End of the MacBook. New MacBook Air.

What’s old is new. I wrote the title for this post in 2011 on July 20th. Apple has now once again discontinued the MacBook and introduced a new MacBook Air. When I originally drafted this post in 2011 (unreleased post), I said the following and I think much of this still applies today…

With the death of the MacBook, we saw an update to the MacBook Air line of notebooks early today. There’s a lot of guessing at Apple’s reasoning for eliminating the MacBook. Most seem to conclude that it helps Apple to streamline their offerings. With the introduction of iPhones, iPods, and iPads, they’ve had a growing line of devices and that really conflicts with the relatively few choices that consumers used to have just a few short years ago when entering an Apple store. To help avoid consumer confusion, it could be that they want to tighten up the lineup once again.

This makes a lot of sense. With iPads flying off the shelfs, they could also see an introductory priced MacBook as too much competition for the iPads pricing and they’re not about to have a $500 notebook in the stores. You could, of course, buy an older MacBook for just about $500 on eBay or Craigslist as well. Apple tends to market themselves as a higher end company and a sub-$900 laptop wouldn’t really fit with that strategy.

The 12″ MacBook had not been updated in 764 days according to the Apple Buyer’s Guide. Apple has taken an average of 301 days to update the MacBook Pro line so it’s logical to think that this was essentially already a discontinued product internally. It’s possible that it could come back again, but I think Apple has likely discovered that having a moniker like “Air” or “Pro” attached to the MacBook (Mac = Computer, Book = laptop) helps to define the specific expectation of performance for users without having to explain it further in store. The “Air” essentially provides a classic highly portable computing experience for those that can’t survive on an iPad alone and does so without compromising the size of screen any longer. If you really need a smaller screen, the iPad is for you. They simply do not sell any full computer that directly competes with the iPad in terms of size any longer.

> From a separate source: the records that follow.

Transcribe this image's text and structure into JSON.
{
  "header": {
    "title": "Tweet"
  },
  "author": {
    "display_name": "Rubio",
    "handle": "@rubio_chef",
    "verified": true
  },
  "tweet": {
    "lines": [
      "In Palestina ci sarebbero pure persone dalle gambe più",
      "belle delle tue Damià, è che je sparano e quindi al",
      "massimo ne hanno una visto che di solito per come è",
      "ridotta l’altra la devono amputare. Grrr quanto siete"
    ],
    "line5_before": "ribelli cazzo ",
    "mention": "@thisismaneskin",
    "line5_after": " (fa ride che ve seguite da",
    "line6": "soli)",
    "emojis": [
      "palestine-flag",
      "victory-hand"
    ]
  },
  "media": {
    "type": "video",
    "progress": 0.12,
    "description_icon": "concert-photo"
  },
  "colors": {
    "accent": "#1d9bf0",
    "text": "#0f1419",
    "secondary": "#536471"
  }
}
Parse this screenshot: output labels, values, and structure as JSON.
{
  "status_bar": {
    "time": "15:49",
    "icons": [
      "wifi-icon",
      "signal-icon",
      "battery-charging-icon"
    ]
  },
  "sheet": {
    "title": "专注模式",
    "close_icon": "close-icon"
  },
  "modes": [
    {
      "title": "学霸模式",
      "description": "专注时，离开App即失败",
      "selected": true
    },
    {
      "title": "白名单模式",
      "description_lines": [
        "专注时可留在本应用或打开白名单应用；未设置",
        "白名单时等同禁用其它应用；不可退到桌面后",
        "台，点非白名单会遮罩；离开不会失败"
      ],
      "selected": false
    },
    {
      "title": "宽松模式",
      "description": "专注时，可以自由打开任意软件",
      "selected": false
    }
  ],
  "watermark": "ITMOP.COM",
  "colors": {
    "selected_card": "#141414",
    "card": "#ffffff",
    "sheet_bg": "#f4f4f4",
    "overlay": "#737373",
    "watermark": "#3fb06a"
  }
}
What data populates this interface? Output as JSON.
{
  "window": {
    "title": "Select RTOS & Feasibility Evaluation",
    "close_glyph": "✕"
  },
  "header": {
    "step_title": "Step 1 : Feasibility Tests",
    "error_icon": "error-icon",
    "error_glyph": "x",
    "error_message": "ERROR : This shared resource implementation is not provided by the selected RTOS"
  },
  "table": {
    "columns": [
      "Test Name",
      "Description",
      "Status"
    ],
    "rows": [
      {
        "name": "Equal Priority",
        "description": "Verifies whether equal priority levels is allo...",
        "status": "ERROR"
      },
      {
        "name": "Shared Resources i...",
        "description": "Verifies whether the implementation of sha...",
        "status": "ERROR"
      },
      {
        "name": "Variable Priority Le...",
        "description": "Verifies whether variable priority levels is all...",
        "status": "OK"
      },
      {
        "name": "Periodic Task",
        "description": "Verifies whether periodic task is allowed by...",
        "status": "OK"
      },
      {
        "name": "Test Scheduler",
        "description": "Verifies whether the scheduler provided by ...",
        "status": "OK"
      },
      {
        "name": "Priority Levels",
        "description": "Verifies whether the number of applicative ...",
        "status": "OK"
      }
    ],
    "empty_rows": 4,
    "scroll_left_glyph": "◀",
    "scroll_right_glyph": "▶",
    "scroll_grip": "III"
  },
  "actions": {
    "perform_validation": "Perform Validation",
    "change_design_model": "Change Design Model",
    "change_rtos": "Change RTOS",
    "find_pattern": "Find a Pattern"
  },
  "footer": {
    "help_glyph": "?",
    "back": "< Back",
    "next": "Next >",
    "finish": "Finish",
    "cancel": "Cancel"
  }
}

The iPad has similarly taken on these “Air” and “Pro” monikers and the classic iPad hasn’t been updated in 469 days. I would not be surprised if we see this same naming convention come to the iPhones for the next generation. This would help to keep the entire line up very clear and help with the naming convention. iPhone XI and XIR wouldn’t make sense, but Air and Pro would be simple. Similarly, iPhone 9 or 11 would seem like a random change in the naming patterns. At least Air and Pro have some established base.

Of course, I have no real insight here and just enjoy thinking about the product naming. The iMac was just updated 112 days ago and is simply “iMac” and not “iMac Air” so it’s completely possible that I’m way off base… 🙂 The new monitor they released is named with “Pro” first instead of at the end. Maybe there is really no master plan and they’re just trimming the fat. It’s still one of the simplest product line-ups in consumer PCs and electronics available and Apple seems to be doing more today to keep it that way.